A "humanitarian crisis" at the U.S.-Mexico border
At a congressional hearing today, Michigan congresswoman Candice Miller weighed in on the massive influx of unaccompanied children smuggled into the United States through the Mexican border. A situation Congress has called a "humanitarian crisis."
More than 50,000 children have come across the border in the last year alone. About three-quarters come from El Salvador, Guatemala and Honduras. These children are sent alone north through Mexico, usually by paying drug cartels huge sums of money.
The Republican, who represents Michigan's 10th Congressional District, said the problem is with America's immigration policy.
"I think that this humanitarian crisis can be laid directly at the feet of President Obama as a result of his DACA policy in 2012."
DACA stands for Deferred Action for Childhood Arrivals. The 2012 memo from President Obama directed law enforcement to use discretion with undocumented people who came to the U.S. as children before 2007.

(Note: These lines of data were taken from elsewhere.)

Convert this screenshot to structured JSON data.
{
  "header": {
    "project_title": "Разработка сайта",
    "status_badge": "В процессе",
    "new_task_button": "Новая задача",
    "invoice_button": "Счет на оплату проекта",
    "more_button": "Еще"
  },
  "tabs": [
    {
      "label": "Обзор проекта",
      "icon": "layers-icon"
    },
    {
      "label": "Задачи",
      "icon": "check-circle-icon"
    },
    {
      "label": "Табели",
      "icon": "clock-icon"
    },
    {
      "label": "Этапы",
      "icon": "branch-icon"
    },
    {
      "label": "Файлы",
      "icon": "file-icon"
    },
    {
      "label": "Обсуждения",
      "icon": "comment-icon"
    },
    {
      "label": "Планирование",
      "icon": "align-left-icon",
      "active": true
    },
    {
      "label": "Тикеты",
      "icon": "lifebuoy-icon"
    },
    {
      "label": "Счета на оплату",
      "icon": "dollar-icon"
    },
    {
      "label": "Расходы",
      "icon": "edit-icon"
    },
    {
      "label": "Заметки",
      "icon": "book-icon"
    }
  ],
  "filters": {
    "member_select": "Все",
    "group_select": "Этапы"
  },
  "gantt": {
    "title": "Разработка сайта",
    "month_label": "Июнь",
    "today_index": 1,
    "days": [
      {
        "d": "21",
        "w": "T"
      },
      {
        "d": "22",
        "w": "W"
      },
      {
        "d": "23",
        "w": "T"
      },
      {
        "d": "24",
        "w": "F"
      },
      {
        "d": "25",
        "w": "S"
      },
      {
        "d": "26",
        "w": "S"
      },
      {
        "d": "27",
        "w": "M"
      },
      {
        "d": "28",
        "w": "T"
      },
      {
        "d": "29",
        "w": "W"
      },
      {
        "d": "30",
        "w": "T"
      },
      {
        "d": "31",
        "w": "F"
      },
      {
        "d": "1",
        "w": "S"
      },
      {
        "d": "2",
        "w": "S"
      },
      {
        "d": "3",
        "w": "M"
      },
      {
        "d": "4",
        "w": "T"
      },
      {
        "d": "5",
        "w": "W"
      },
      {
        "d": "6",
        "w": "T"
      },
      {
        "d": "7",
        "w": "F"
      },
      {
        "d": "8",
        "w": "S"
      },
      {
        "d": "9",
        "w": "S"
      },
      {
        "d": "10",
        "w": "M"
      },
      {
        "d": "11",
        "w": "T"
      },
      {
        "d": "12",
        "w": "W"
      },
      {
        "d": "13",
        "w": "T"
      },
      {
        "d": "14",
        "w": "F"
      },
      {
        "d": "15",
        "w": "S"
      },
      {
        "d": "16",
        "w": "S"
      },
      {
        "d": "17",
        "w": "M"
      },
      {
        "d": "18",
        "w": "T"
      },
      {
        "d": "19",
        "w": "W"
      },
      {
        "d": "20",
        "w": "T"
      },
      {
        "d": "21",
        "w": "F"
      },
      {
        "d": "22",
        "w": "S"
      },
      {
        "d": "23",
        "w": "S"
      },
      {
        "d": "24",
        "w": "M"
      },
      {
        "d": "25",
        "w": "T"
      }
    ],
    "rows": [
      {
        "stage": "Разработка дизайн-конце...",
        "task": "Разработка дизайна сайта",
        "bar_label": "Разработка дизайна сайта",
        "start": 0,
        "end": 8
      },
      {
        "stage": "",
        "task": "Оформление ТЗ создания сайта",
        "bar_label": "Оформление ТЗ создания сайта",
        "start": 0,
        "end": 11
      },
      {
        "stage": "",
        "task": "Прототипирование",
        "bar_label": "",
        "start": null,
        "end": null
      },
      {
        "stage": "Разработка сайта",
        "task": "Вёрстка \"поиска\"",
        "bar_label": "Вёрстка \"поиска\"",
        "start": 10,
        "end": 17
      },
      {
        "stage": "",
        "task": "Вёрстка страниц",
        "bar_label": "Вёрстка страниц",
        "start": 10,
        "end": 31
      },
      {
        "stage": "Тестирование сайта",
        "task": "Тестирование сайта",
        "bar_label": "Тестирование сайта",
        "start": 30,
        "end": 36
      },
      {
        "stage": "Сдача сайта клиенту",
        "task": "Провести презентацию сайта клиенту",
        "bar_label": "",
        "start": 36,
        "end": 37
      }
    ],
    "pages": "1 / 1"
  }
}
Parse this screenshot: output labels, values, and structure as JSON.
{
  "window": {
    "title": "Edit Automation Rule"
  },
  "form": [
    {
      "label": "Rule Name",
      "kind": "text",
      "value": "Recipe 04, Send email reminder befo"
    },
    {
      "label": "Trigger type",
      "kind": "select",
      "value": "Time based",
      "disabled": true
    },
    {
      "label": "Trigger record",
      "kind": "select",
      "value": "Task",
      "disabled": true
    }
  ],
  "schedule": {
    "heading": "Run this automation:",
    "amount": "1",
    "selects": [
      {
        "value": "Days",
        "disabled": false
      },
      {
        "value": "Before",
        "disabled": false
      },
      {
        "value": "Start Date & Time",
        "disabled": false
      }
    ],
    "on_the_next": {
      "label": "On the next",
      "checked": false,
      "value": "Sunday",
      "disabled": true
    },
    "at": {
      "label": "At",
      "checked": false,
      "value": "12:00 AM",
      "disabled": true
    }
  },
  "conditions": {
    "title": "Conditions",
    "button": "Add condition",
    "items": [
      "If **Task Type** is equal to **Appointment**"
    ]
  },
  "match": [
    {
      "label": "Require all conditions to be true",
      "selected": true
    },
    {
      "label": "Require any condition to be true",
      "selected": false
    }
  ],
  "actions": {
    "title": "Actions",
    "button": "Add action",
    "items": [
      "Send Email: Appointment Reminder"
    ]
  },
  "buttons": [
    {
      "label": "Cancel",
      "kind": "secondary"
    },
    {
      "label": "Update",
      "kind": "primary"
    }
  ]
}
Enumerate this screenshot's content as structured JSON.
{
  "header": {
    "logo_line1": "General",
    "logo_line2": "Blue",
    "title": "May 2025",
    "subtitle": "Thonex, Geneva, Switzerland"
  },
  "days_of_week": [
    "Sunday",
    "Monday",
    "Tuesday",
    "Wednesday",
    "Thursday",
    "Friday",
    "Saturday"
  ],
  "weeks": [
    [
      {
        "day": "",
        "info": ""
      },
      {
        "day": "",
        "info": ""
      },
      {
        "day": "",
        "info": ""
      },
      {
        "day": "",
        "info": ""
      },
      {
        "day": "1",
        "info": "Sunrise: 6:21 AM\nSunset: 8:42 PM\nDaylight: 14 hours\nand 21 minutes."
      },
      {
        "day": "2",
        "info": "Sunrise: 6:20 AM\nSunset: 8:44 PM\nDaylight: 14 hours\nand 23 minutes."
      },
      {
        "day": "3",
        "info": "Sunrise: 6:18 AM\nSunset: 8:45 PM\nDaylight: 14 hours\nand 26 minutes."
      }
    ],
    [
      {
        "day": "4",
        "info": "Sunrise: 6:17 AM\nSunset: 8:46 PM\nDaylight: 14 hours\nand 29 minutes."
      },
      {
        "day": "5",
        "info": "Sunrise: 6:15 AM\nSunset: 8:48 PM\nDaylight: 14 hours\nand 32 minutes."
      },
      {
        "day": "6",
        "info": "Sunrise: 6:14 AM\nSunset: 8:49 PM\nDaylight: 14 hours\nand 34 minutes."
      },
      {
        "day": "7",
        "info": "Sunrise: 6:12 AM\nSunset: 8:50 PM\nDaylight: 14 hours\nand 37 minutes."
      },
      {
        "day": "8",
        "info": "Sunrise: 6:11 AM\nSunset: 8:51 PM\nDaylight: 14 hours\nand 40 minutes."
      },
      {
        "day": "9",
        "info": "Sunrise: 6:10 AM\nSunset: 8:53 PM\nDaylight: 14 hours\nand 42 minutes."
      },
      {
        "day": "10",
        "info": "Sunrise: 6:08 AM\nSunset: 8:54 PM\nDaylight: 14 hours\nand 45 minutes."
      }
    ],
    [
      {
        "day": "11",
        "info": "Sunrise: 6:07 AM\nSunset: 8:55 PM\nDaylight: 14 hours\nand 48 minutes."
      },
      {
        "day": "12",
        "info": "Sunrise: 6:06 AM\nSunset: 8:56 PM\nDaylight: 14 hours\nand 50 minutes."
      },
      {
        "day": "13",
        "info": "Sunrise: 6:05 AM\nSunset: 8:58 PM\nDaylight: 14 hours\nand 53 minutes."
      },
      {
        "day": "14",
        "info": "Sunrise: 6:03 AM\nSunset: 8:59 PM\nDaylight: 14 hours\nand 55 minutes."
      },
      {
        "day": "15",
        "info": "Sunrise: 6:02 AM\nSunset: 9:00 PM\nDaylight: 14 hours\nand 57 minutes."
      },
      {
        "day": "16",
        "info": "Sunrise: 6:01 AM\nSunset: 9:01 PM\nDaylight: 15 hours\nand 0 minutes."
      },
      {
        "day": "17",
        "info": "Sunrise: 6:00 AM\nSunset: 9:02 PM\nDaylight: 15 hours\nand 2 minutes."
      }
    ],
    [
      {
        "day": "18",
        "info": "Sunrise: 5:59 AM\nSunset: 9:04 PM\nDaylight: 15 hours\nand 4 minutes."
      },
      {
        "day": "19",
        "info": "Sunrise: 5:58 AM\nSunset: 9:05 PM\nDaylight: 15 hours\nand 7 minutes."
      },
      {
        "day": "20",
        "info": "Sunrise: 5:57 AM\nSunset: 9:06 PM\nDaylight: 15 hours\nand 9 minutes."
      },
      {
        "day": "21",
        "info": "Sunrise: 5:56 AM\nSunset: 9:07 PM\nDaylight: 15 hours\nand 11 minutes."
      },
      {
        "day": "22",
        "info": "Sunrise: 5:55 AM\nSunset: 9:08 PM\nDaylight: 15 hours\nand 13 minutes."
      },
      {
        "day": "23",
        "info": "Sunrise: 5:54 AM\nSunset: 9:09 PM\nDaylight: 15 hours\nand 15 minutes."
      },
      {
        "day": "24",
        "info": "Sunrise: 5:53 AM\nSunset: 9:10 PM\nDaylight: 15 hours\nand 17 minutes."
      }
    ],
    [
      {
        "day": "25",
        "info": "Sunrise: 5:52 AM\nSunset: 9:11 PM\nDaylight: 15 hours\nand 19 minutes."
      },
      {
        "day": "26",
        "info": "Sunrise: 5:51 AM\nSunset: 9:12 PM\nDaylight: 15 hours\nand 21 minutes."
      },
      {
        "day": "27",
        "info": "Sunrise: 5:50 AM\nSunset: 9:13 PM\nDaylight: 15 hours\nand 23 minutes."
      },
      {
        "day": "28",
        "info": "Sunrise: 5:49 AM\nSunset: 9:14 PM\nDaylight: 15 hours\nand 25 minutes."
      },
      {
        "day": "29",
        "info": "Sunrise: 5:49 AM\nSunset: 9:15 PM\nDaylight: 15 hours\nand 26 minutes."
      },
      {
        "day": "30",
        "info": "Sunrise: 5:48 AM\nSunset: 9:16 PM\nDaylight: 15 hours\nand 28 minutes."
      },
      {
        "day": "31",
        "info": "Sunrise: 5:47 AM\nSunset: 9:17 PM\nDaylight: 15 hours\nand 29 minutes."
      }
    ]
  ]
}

But the Department of Homeland Security said some smugglers are telling families in Latin America the directive means children cannot be turned away at the border.
Tens of thousands of children are being sent across the border without their parents or guardians. They remain in crowded holding facilities while authorities figure out what do next.
Miller added that Mexico is to blame for allowing migration from Central America in the first place.
"They are behaving so badly and so dishonorably," she said. "They are complicit, complicit, in human smuggling coming up from the Centrals. I think we need to stop foreign aid to the Centrals immediately."
Miller said she would like to see some of that foreign aid instead used to help build up the inner-cities of America, starting with Detroit.
– Reem Nasr, Michigan Radio Newsroom